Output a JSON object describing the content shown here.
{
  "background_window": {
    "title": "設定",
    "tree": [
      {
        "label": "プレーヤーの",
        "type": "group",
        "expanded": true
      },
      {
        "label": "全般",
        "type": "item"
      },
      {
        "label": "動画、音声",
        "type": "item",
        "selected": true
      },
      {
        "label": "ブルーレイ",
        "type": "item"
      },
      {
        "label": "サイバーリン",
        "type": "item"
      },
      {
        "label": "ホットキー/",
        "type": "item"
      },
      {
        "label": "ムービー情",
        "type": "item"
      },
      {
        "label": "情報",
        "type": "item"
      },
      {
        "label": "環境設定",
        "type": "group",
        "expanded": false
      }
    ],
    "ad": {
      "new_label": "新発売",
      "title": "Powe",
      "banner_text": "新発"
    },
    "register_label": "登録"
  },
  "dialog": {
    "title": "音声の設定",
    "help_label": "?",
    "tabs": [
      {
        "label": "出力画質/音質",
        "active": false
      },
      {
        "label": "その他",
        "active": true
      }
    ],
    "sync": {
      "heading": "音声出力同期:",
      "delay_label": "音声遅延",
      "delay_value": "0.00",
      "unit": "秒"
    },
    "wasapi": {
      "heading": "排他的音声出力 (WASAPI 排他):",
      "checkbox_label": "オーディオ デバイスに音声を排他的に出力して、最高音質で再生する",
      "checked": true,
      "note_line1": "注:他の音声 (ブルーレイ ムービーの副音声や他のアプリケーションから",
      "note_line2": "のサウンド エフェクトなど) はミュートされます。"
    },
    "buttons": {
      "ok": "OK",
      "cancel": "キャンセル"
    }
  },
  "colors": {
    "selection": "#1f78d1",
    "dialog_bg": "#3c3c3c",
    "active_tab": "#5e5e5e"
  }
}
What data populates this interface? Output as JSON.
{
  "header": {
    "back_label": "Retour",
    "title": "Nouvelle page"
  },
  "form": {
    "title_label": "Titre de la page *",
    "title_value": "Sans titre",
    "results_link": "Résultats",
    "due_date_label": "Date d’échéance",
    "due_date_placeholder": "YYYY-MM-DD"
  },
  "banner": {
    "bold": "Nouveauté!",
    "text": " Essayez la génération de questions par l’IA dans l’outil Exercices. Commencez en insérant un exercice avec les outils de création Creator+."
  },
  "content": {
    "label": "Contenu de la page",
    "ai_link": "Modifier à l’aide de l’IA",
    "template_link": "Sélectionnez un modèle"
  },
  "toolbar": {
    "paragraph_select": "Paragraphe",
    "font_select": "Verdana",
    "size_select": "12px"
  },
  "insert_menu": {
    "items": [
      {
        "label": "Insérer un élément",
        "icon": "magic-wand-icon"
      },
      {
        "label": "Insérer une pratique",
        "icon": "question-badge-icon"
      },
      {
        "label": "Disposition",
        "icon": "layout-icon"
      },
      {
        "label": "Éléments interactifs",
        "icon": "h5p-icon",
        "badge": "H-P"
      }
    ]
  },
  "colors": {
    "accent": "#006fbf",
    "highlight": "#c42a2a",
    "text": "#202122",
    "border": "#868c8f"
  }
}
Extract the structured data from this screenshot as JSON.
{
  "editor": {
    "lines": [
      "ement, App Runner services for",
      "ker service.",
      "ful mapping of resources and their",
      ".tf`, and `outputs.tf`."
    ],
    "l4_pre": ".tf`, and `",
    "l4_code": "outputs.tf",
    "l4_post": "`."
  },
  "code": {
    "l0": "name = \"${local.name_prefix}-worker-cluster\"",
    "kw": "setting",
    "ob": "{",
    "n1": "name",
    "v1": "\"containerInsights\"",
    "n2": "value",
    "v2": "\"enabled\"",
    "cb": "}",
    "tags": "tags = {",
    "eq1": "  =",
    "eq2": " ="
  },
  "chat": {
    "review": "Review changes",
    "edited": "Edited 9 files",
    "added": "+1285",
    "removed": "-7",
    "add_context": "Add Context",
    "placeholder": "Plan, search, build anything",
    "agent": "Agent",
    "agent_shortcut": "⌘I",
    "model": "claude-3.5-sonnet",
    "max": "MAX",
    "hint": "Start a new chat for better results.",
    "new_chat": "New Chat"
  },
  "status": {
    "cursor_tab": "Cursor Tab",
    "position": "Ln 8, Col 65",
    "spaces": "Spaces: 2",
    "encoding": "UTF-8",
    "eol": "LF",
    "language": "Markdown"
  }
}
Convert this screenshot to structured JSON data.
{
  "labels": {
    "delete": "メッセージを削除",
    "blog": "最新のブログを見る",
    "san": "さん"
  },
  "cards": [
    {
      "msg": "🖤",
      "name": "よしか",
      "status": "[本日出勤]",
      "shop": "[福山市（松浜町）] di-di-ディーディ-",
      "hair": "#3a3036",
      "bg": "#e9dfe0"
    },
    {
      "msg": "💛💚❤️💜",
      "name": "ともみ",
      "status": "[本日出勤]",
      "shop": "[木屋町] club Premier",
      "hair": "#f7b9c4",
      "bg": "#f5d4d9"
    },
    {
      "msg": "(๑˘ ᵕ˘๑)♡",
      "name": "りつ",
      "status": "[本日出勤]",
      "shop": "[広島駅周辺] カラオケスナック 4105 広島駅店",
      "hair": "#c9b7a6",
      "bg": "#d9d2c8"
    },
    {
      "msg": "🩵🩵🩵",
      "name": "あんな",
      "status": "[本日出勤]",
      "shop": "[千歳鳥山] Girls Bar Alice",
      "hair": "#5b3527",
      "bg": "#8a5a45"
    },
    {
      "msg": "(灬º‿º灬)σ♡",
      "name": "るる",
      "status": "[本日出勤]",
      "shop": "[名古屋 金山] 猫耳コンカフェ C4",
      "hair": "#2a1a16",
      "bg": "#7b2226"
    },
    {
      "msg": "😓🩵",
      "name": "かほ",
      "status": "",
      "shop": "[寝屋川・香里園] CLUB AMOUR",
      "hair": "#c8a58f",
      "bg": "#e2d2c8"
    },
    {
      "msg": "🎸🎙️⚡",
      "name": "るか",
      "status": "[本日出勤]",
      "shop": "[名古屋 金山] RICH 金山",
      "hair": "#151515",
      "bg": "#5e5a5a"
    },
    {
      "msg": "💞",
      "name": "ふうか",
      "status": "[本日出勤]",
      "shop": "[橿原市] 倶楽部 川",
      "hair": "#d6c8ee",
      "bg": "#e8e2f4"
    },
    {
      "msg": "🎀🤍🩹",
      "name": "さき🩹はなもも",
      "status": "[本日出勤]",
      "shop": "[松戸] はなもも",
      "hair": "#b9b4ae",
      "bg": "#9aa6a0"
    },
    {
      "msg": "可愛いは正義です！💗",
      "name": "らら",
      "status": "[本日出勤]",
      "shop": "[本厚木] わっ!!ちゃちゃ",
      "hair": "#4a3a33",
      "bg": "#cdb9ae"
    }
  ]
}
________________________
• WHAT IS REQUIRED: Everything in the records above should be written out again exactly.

• FINISHED TASK:
Output a JSON object describing the content shown here.
{
  "background_window": {
    "title": "設定",
    "tree": [
      {
        "label": "プレーヤーの",
        "type": "group",
        "expanded": true
      },
      {
        "label": "全般",
        "type": "item"
      },
      {
        "label": "動画、音声",
        "type": "item",
        "selected": true
      },
      {
        "label": "ブルーレイ",
        "type": "item"
      },
      {
        "label": "サイバーリン",
        "type": "item"
      },
      {
        "label": "ホットキー/",
        "type": "item"
      },
      {
        "label": "ムービー情",
        "type": "item"
      },
      {
        "label": "情報",
        "type": "item"
      },
      {
        "label": "環境設定",
        "type": "group",
        "expanded": false
      }
    ],
    "ad": {
      "new_label": "新発売",
      "title": "Powe",
      "banner_text": "新発"
    },
    "register_label": "登録"
  },
  "dialog": {
    "title": "音声の設定",
    "help_label": "?",
    "tabs": [
      {
        "label": "出力画質/音質",
        "active": false
      },
      {
        "label": "その他",
        "active": true
      }
    ],
    "sync": {
      "heading": "音声出力同期:",
      "delay_label": "音声遅延",
      "delay_value": "0.00",
      "unit": "秒"
    },
    "wasapi": {
      "heading": "排他的音声出力 (WASAPI 排他):",
      "checkbox_label": "オーディオ デバイスに音声を排他的に出力して、最高音質で再生する",
      "checked": true,
      "note_line1": "注:他の音声 (ブルーレイ ムービーの副音声や他のアプリケーションから",
      "note_line2": "のサウンド エフェクトなど) はミュートされます。"
    },
    "buttons": {
      "ok": "OK",
      "cancel": "キャンセル"
    }
  },
  "colors": {
    "selection": "#1f78d1",
    "dialog_bg": "#3c3c3c",
    "active_tab": "#5e5e5e"
  }
}
What data populates this interface? Output as JSON.
{
  "header": {
    "back_label": "Retour",
    "title": "Nouvelle page"
  },
  "form": {
    "title_label": "Titre de la page *",
    "title_value": "Sans titre",
    "results_link": "Résultats",
    "due_date_label": "Date d’échéance",
    "due_date_placeholder": "YYYY-MM-DD"
  },
  "banner": {
    "bold": "Nouveauté!",
    "text": " Essayez la génération de questions par l’IA dans l’outil Exercices. Commencez en insérant un exercice avec les outils de création Creator+."
  },
  "content": {
    "label": "Contenu de la page",
    "ai_link": "Modifier à l’aide de l’IA",
    "template_link": "Sélectionnez un modèle"
  },
  "toolbar": {
    "paragraph_select": "Paragraphe",
    "font_select": "Verdana",
    "size_select": "12px"
  },
  "insert_menu": {
    "items": [
      {
        "label": "Insérer un élément",
        "icon": "magic-wand-icon"
      },
      {
        "label": "Insérer une pratique",
        "icon": "question-badge-icon"
      },
      {
        "label": "Disposition",
        "icon": "layout-icon"
      },
      {
        "label": "Éléments interactifs",
        "icon": "h5p-icon",
        "badge": "H-P"
      }
    ]
  },
  "colors": {
    "accent": "#006fbf",
    "highlight": "#c42a2a",
    "text": "#202122",
    "border": "#868c8f"
  }
}
Extract the structured data from this screenshot as JSON.
{
  "editor": {
    "lines": [
      "ement, App Runner services for",
      "ker service.",
      "ful mapping of resources and their",
      ".tf`, and `outputs.tf`."
    ],
    "l4_pre": ".tf`, and `",
    "l4_code": "outputs.tf",
    "l4_post": "`."
  },
  "code": {
    "l0": "name = \"${local.name_prefix}-worker-cluster\"",
    "kw": "setting",
    "ob": "{",
    "n1": "name",
    "v1": "\"containerInsights\"",
    "n2": "value",
    "v2": "\"enabled\"",
    "cb": "}",
    "tags": "tags = {",
    "eq1": "  =",
    "eq2": " ="
  },
  "chat": {
    "review": "Review changes",
    "edited": "Edited 9 files",
    "added": "+1285",
    "removed": "-7",
    "add_context": "Add Context",
    "placeholder": "Plan, search, build anything",
    "agent": "Agent",
    "agent_shortcut": "⌘I",
    "model": "claude-3.5-sonnet",
    "max": "MAX",
    "hint": "Start a new chat for better results.",
    "new_chat": "New Chat"
  },
  "status": {
    "cursor_tab": "Cursor Tab",
    "position": "Ln 8, Col 65",
    "spaces": "Spaces: 2",
    "encoding": "UTF-8",
    "eol": "LF",
    "language": "Markdown"
  }
}
Convert this screenshot to structured JSON data.
{
  "labels": {
    "delete": "メッセージを削除",
    "blog": "最新のブログを見る",
    "san": "さん"
  },
  "cards": [
    {
      "msg": "🖤",
      "name": "よしか",
      "status": "[本日出勤]",
      "shop": "[福山市（松浜町）] di-di-ディーディ-",
      "hair": "#3a3036",
      "bg": "#e9dfe0"
    },
    {
      "msg": "💛💚❤️💜",
      "name": "ともみ",
      "status": "[本日出勤]",
      "shop": "[木屋町] club Premier",
      "hair": "#f7b9c4",
      "bg": "#f5d4d9"
    },
    {
      "msg": "(๑˘ ᵕ˘๑)♡",
      "name": "りつ",
      "status": "[本日出勤]",
      "shop": "[広島駅周辺] カラオケスナック 4105 広島駅店",
      "hair": "#c9b7a6",
      "bg": "#d9d2c8"
    },
    {
      "msg": "🩵🩵🩵",
      "name": "あんな",
      "status": "[本日出勤]",
      "shop": "[千歳鳥山] Girls Bar Alice",
      "hair": "#5b3527",
      "bg": "#8a5a45"
    },
    {
      "msg": "(灬º‿º灬)σ♡",
      "name": "るる",
      "status": "[本日出勤]",
      "shop": "[名古屋 金山] 猫耳コンカフェ C4",
      "hair": "#2a1a16",
      "bg": "#7b2226"
    },
    {
      "msg": "😓🩵",
      "name": "かほ",
      "status": "",
      "shop": "[寝屋川・香里園] CLUB AMOUR",
      "hair": "#c8a58f",
      "bg": "#e2d2c8"
    },
    {
      "msg": "🎸🎙️⚡",
      "name": "るか",
      "status": "[本日出勤]",
      "shop": "[名古屋 金山] RICH 金山",
      "hair": "#151515",
      "bg": "#5e5a5a"
    },
    {
      "msg": "💞",
      "name": "ふうか",
      "status": "[本日出勤]",
      "shop": "[橿原市] 倶楽部 川",
      "hair": "#d6c8ee",
      "bg": "#e8e2f4"
    },
    {
      "msg": "🎀🤍🩹",
      "name": "さき🩹はなもも",
      "status": "[本日出勤]",
      "shop": "[松戸] はなもも",
      "hair": "#b9b4ae",
      "bg": "#9aa6a0"
    },
    {
      "msg": "可愛いは正義です！💗",
      "name": "らら",
      "status": "[本日出勤]",
      "shop": "[本厚木] わっ!!ちゃちゃ",
      "hair": "#4a3a33",
      "bg": "#cdb9ae"
    }
  ]
}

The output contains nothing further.